regulated market) unattractive which is reflected in the arrivals at different regulated markets. 4.0 Summary and conclusions An analysis of spatio-temporal changes in production of coarse cereals, viz., sorghum, pearl millet and finger millet, showed that the crops lost area significantly in all the districts during 1980-05 with an occasional exception. There was some growth in area sown to pearl millet in Krishna and Prakasam in the recent period. The productivity growth also slowed down in the recent past (1995-03). The producers and consumers of coarse cereals are connected through a variety of marketing channels and there were significant price spreads between the net farmers’ price and the consumers’ price. A significant portion of the marketed grain is reaching the livestock units, particularly poultry units, indicating the consumption demand as feed rather than as food. There was no commensurate value addition during the marketing course which indicates that farmers’ share in the consumer rupee can be maximized by minimizing the presence of middlemen. Because of a variety of reasons such as low marketed surplus, long distance, exploitation by the middlemen and agents, etc. not all the farmers were selling their produce in the APMCs set up by the government.
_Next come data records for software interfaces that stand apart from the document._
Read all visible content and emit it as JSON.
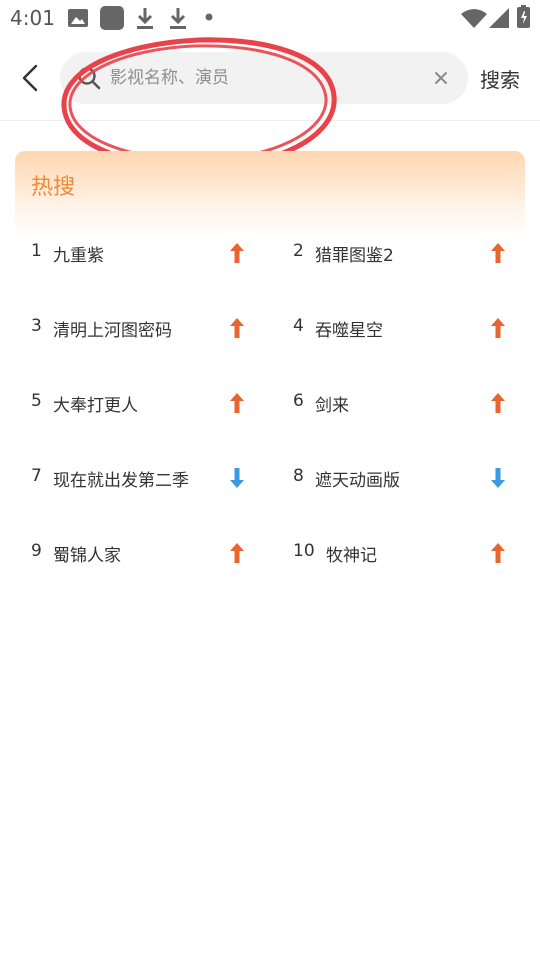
{
  "status_bar": {
    "time": "4:01",
    "icons": [
      "image-icon",
      "app-icon",
      "download-icon",
      "download-icon",
      "dot-icon",
      "wifi-icon",
      "signal-icon",
      "battery-icon"
    ]
  },
  "search": {
    "placeholder": "影视名称、演员",
    "value": "",
    "button_label": "搜索"
  },
  "hot": {
    "title": "热搜",
    "items": [
      {
        "rank": "1",
        "name": "九重紫",
        "trend": "up"
      },
      {
        "rank": "2",
        "name": "猎罪图鉴2",
        "trend": "up"
      },
      {
        "rank": "3",
        "name": "清明上河图密码",
        "trend": "up"
      },
      {
        "rank": "4",
        "name": "吞噬星空",
        "trend": "up"
      },
      {
        "rank": "5",
        "name": "大奉打更人",
        "trend": "up"
      },
      {
        "rank": "6",
        "name": "剑来",
        "trend": "up"
      },
      {
        "rank": "7",
        "name": "现在就出发第二季",
        "trend": "down"
      },
      {
        "rank": "8",
        "name": "遮天动画版",
        "trend": "down"
      },
      {
        "rank": "9",
        "name": "蜀锦人家",
        "trend": "up"
      },
      {
        "rank": "10",
        "name": "牧神记",
        "trend": "up"
      }
    ]
  },
  "colors": {
    "accent": "#f08a34",
    "trend_up": "#e8652f",
    "trend_down": "#3b9ae1",
    "annotation": "#e8424a"
  }
}
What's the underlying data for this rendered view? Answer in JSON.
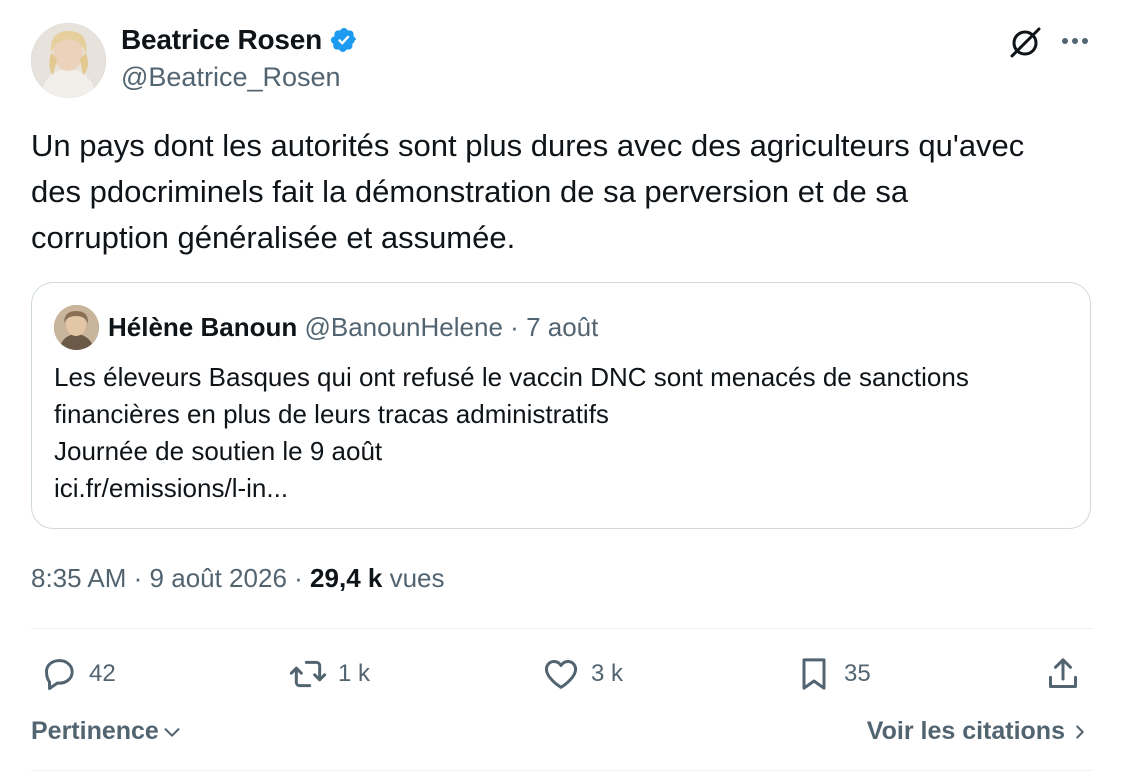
{
  "author": {
    "name": "Beatrice Rosen",
    "handle": "@Beatrice_Rosen",
    "verified": true
  },
  "header_actions": {
    "grok_icon": "grok-slashed-circle-icon",
    "more_icon": "more-dots-icon"
  },
  "tweet": {
    "lines": [
      "Un pays dont les autorités sont plus dures avec des agriculteurs qu'avec",
      "des pdocriminels fait la démonstration de sa perversion et de sa",
      "corruption généralisée et assumée."
    ]
  },
  "quote": {
    "name": "Hélène Banoun",
    "handle": "@BanounHelene",
    "separator": "·",
    "date": "7 août",
    "lines": [
      "Les éleveurs Basques qui ont refusé le vaccin DNC sont menacés de sanctions",
      "financières en plus de leurs tracas administratifs",
      "Journée de soutien le 9 août",
      "ici.fr/emissions/l-in..."
    ]
  },
  "meta": {
    "time": "8:35 AM",
    "separator": "·",
    "date": "9 août 2026",
    "views_count": "29,4 k",
    "views_label": "vues"
  },
  "actions": {
    "replies": "42",
    "retweets": "1 k",
    "likes": "3 k",
    "bookmarks": "35"
  },
  "footer": {
    "sort_label": "Pertinence",
    "quotes_link": "Voir les citations"
  },
  "colors": {
    "text": "#0f1419",
    "secondary": "#536471",
    "verified": "#1d9bf0",
    "border": "#cfd9de"
  }
}
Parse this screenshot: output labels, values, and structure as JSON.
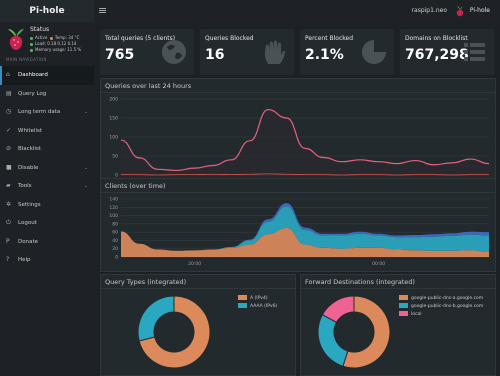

Selling in APMC is least in case of pearl millet and finger millet. Non-price factors such as family size, farm size, fodder requirement, rainfall seemed to be more important in determining the area sown to these crops. The cultivation of these crops is not as profitable as that of other crops and hence are replaced by crops like sunflower, maize, groundnut, castor, cotton, etc. Declining consumption demand for these grains, partly due to supply of rice through PDS at cheaper prices, is the most important impediment to the investment in production of these crops. Since declining consumption demand is a major impediment to realizing higher prices, it is necessary to explored. Similarly inclusion of these grains in the public distribution system for a short duration in a year can enhance the demand. The low productivity levels also resulted in low marketed surpluses at household level making the transaction costs high which was reflected in the marketing behaviour of farmers. The performance of coarse cereals is relatively poor in terms of growth in productivity and farm harvest prices in relation to those of rice indicating the eroding profitability and policy bias against these crops. Acknowledge ments Dr. J.P. Mishra, ADG (ESM), ICAR extended the administrative support from the ICAR. The comments of Dr. Y.V.R Reddy, Head, Section of Design & Analysis provided support to this study. Dr. K. Kareemulla, Senior Scientist (Agricultural Economics) on an earlier draft have been highly helpful. Dr. S. Hymajyothi, Mr. P. Sudhakara Reddy, Mr. D. Satya Prasad, Mr. V. Srinivas and Mr. Basavaraj have contributed to collection and compilation of primary data. Many officers of different APMCs extended their cooperation and so did the farmers in the study villages. The ICAR provided the financial support. The authors are immensely thankful to all of them.

32


Fig 10. Seasonal variations in arrivals and prices of pearl millet in different regulated markets in Prakasam district

Fig 11. Seasonal variations in arrivals and prices of finger millet in different regulated markets in Visakhapatnam district 35


For futher details - contact Director

Central Research Institute for Dryland Agriculture Santoshnagar, Hyderabad - 500 059. Phone : 040-2453 0177 Fax : 040-2453 1802 / 2453 5336 36 : http://crida.ernet.in Web


Production and Marketing of Coarse Cereals in Andhra Pradesh, CRIDA